I feel nervous that you’re already mentioning things you want me to do for when I no longer pump. I don’t have an end in sight for breastfeeding and pumping and feel uncomfortable when you tell me this, but I bite my tongue and agree.

I still find myself crying throughout some work days. Longing for my baby, and a well rested brain to do my job. I know I’m not the only woman going through this. I know there are women with children who manage more on their plate at work and home than me. Every person is different. I am probably the second woman in our office to breastfeed and I’m much different than the other woman. I’m being held to an expectation that I can’t fulfill. I need to focus all my pumping time on my baby to produce and pump as much breast milk as possible.
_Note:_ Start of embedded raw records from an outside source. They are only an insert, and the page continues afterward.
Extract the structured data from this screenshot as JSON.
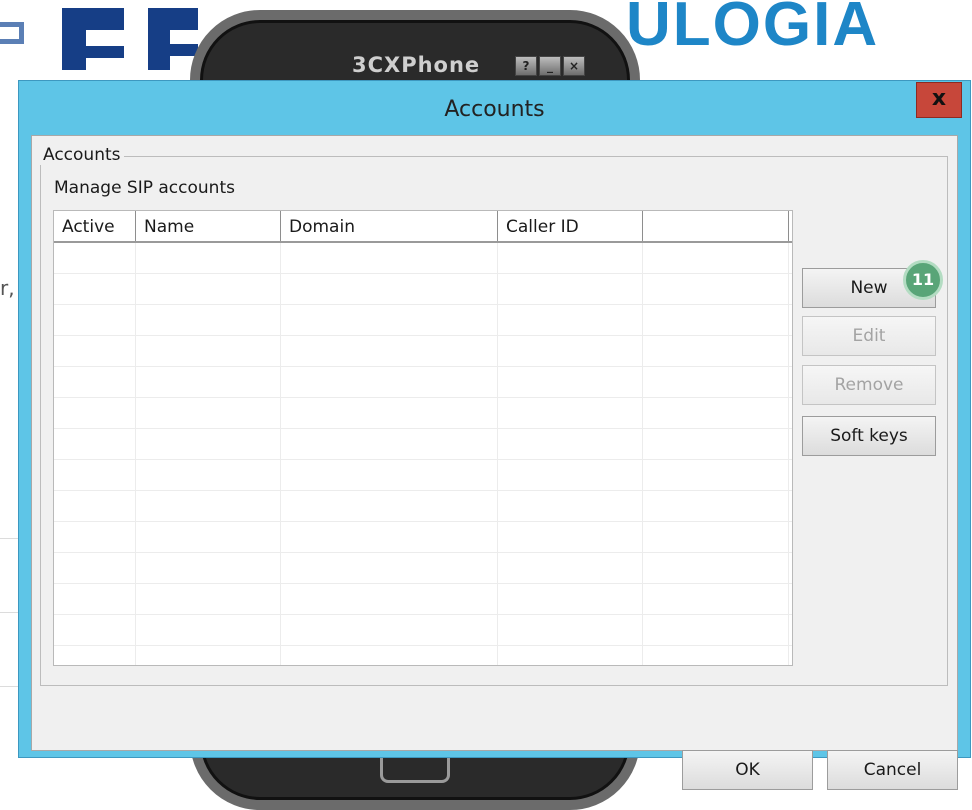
{
  "background": {
    "logo_text": "ULOGIA",
    "side_text": "r,"
  },
  "phone": {
    "title": "3CXPhone",
    "buttons": [
      "?",
      "_",
      "×"
    ]
  },
  "dialog": {
    "title": "Accounts",
    "close_label": "x",
    "group_label": "Accounts",
    "subtitle": "Manage SIP accounts",
    "table": {
      "columns": [
        "Active",
        "Name",
        "Domain",
        "Caller ID",
        ""
      ],
      "rows": []
    },
    "buttons": {
      "new_label": "New",
      "edit_label": "Edit",
      "remove_label": "Remove",
      "softkeys_label": "Soft keys",
      "ok_label": "OK",
      "cancel_label": "Cancel"
    },
    "step_badge": "11"
  }
}
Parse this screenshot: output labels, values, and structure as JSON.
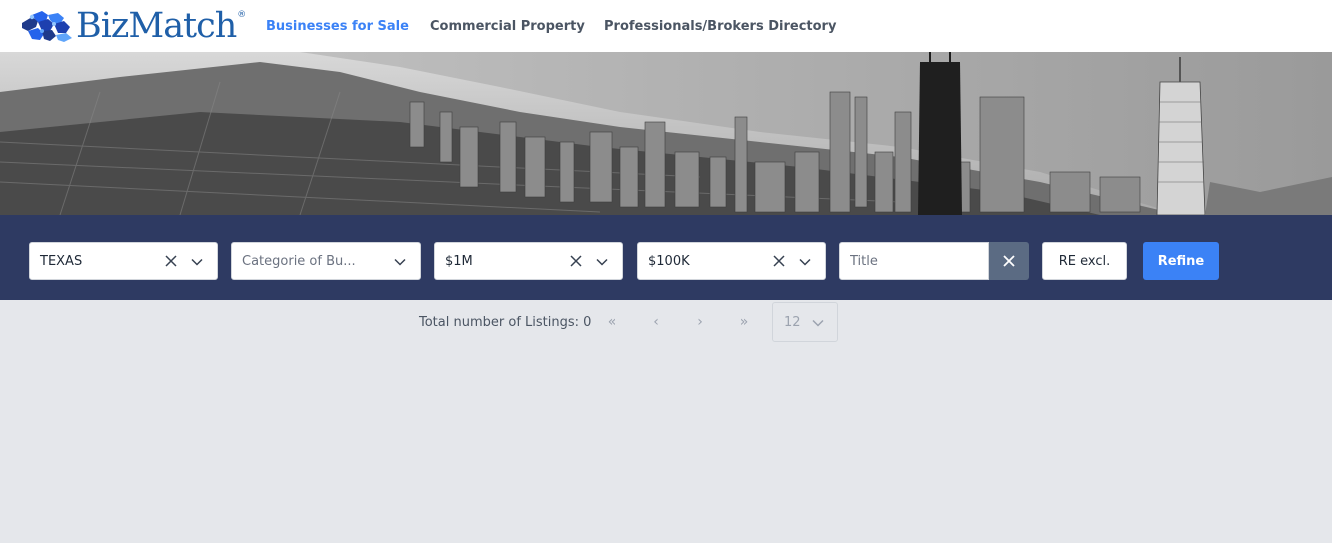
{
  "header": {
    "logo_text": "BizMatch",
    "logo_reg": "®",
    "nav": [
      {
        "label": "Businesses for Sale",
        "active": true
      },
      {
        "label": "Commercial Property",
        "active": false
      },
      {
        "label": "Professionals/Brokers Directory",
        "active": false
      }
    ]
  },
  "filters": {
    "state": {
      "value": "TEXAS"
    },
    "category": {
      "placeholder": "Categorie of Bu..."
    },
    "max_price": {
      "value": "$1M"
    },
    "min_cashflow": {
      "value": "$100K"
    },
    "title": {
      "placeholder": "Title"
    },
    "re_excl_label": "RE excl.",
    "refine_label": "Refine"
  },
  "results": {
    "total_label": "Total number of Listings: 0",
    "first_page": "«",
    "prev_page": "‹",
    "next_page": "›",
    "last_page": "»",
    "page_size": "12"
  },
  "colors": {
    "accent": "#3b82f6",
    "filter_bar": "#2e3a62",
    "page_bg": "#e5e7eb"
  }
}
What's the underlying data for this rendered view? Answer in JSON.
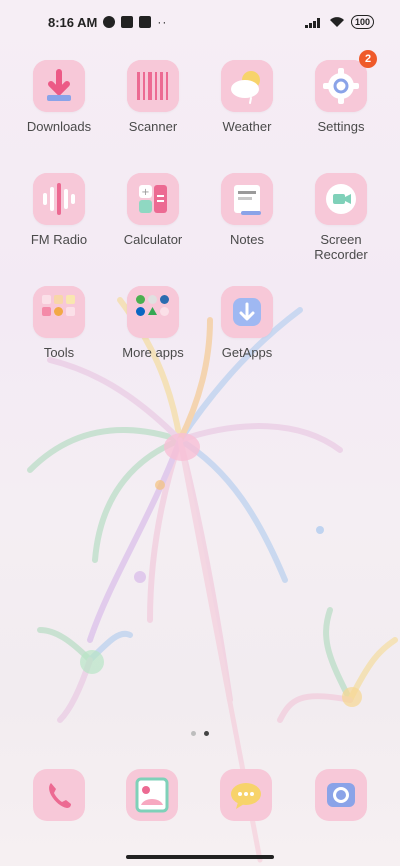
{
  "status_bar": {
    "time": "8:16 AM",
    "battery": "100",
    "icons": [
      "signal-icon",
      "wifi-icon",
      "battery-icon"
    ]
  },
  "apps": [
    {
      "label": "Downloads",
      "icon": "download-icon"
    },
    {
      "label": "Scanner",
      "icon": "barcode-icon"
    },
    {
      "label": "Weather",
      "icon": "cloud-sun-icon"
    },
    {
      "label": "Settings",
      "icon": "gear-icon",
      "badge": "2"
    },
    {
      "label": "FM Radio",
      "icon": "radio-wave-icon"
    },
    {
      "label": "Calculator",
      "icon": "calculator-icon"
    },
    {
      "label": "Notes",
      "icon": "note-icon"
    },
    {
      "label": "Screen\nRecorder",
      "icon": "video-camera-icon"
    },
    {
      "label": "Tools",
      "icon": "folder-icon"
    },
    {
      "label": "More apps",
      "icon": "folder-icon"
    },
    {
      "label": "GetApps",
      "icon": "download-arrow-icon"
    }
  ],
  "page_indicator": {
    "count": 2,
    "active": 1
  },
  "dock": [
    {
      "icon": "phone-icon"
    },
    {
      "icon": "contacts-icon"
    },
    {
      "icon": "messages-icon"
    },
    {
      "icon": "camera-icon"
    }
  ],
  "colors": {
    "tile": "#f7c8d8",
    "badge": "#ef5a2a"
  }
}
This involves looking at pictures of my baby and watching videos of him. If I don’t do this, I pump a lot less milk. I value my breastfeeding connection with my baby and do not want to lose that until it comes naturally for me and my baby. This is very important to me.

I’m thankful for your patience, but not sure how much is genuine anymore. I’m afraid of this reset button you want to press to get back on track at work. I can’t press reset when my whole life has changed forever.
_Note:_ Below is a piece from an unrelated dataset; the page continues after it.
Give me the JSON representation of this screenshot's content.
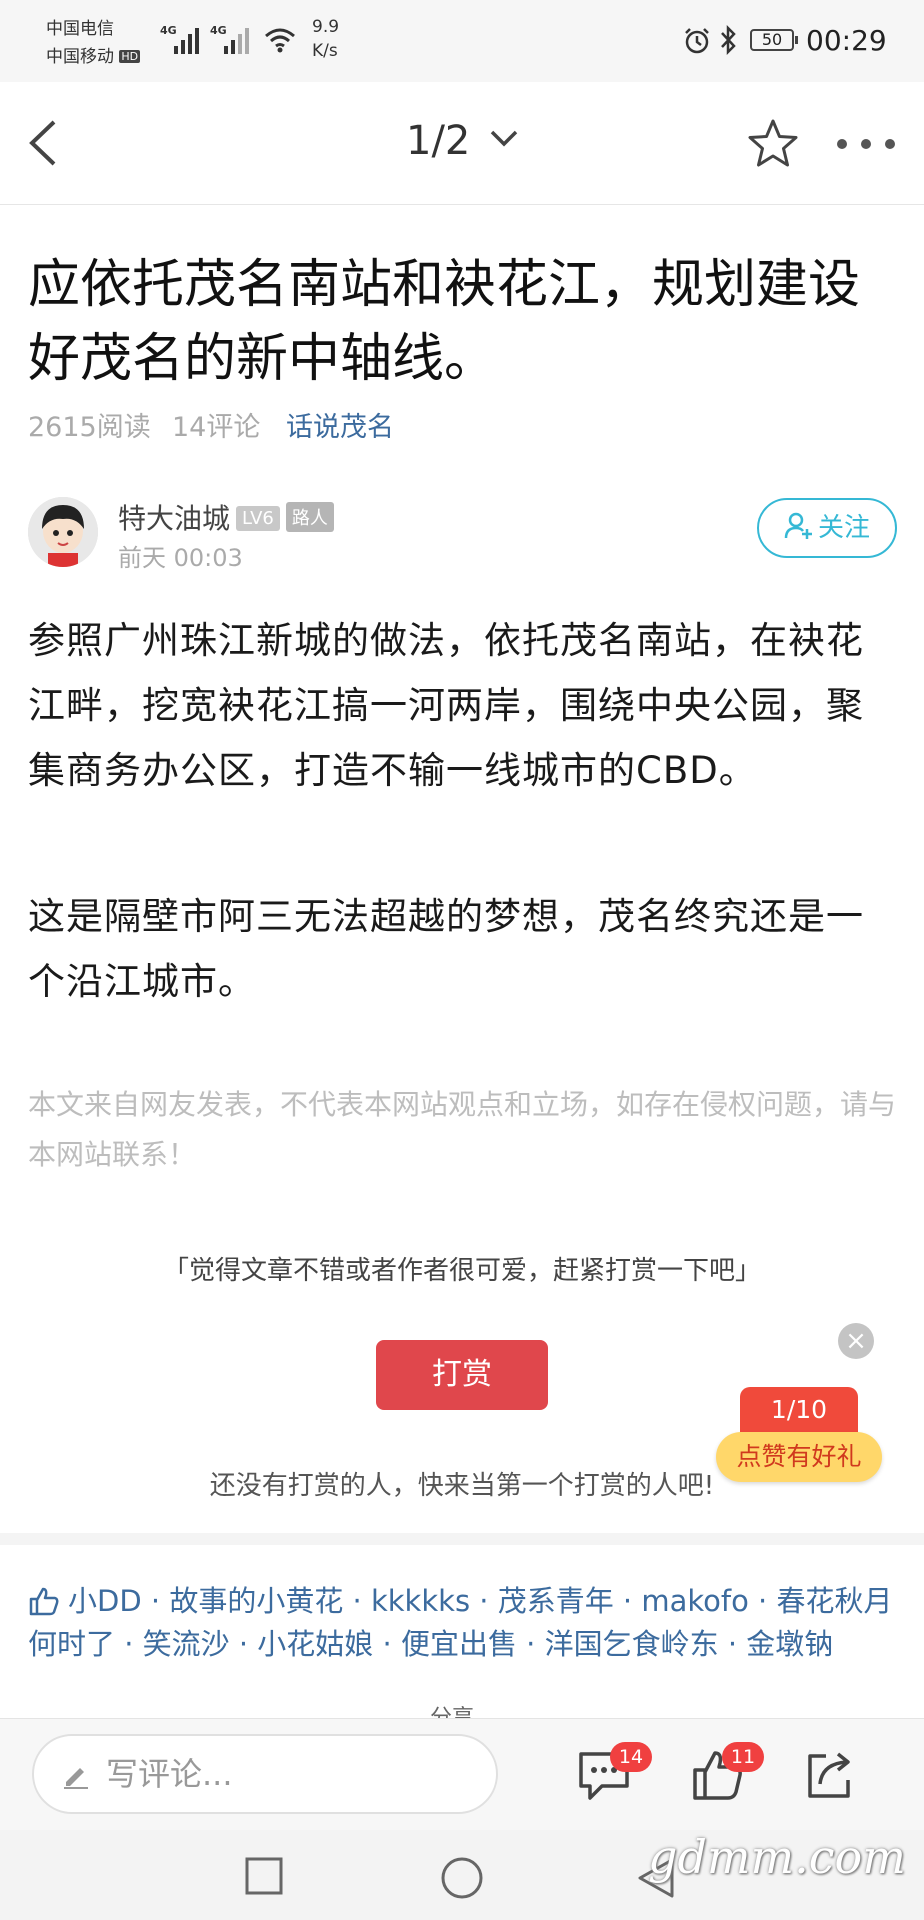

Letters · Motherhood · Parenting

To my friends.

Dear F,

Thank you for that coffee you brought me.

Thank you for the food you brought over and meeting my baby. Not every friend made the effort to do that.

Thank you for sending me food in the mail.

Thank you for not giving up on me. Thank you for continuing to reach out to me to make plans, visit, or see me and my baby.

Thank you for taking a genuine interest in me and my child.

Thank you for listening.

Letters · Motherhood · Parenting

To my son.

Dear K,

You’re eight months old and I love you more than you could ever know. You’re my baby boy, my first born child, the apple of my eye. I can not imagine my world without you and am so thankful you’re in my life. I have been thinking about writing letters to you for some time now and have felt so overcome with emotions that I’ve decided to put pen to paper now.

These past eight months have flown by. I was lucky enough to spend the first four months of your life with you on maternity leave. Every moment we were together and it was all consuming. Then my maternity leave ended and I had to return to work when you were only four months old. I know I’m lucky I had a maternity leave. Some people have even shorter leave than I did with you. However, I like to compare myself to Canadians and Europeans that get much longer leave and envy those women who get to spend even longer time with their babies. You were only a four month old when you started daycare full time Monday-Friday. Your day at daycare is longer than my work day. You typically arrive between 7-8AM and get picked up between 4-5PM. I did not want to go this route. I wanted and still want to be a stay at home mom with you. I hate being apart from you. I can’t afford to quit my job and stay home. Our family needs two incomes. I fantasize about quitting my job to be with you. I know being a stay at home mom is hard work and more demanding than my current job. I’m a 33 going on 34 year old in a dead end career. I’ve had the same job for the past five and a half years and see no room for advancement where I work. I’m sorry I’m not with you as much as I’d like. I envy the daycare workers that get to spend so much time with you. I feel a pang of jealously when you spring with excitement to go to daycare. I also feel relief that you enjoy it there and happy that you’re getting affection while we’re apart. I’m happy that you’re happy.

You have the best personality and swoon people wherever we go. You’re extremely cute, “well behaved”, and go from 0 to 60 in no time. You love to be held, kissed, and snuggled. You light up my heart and make me smile. Thank you for being you.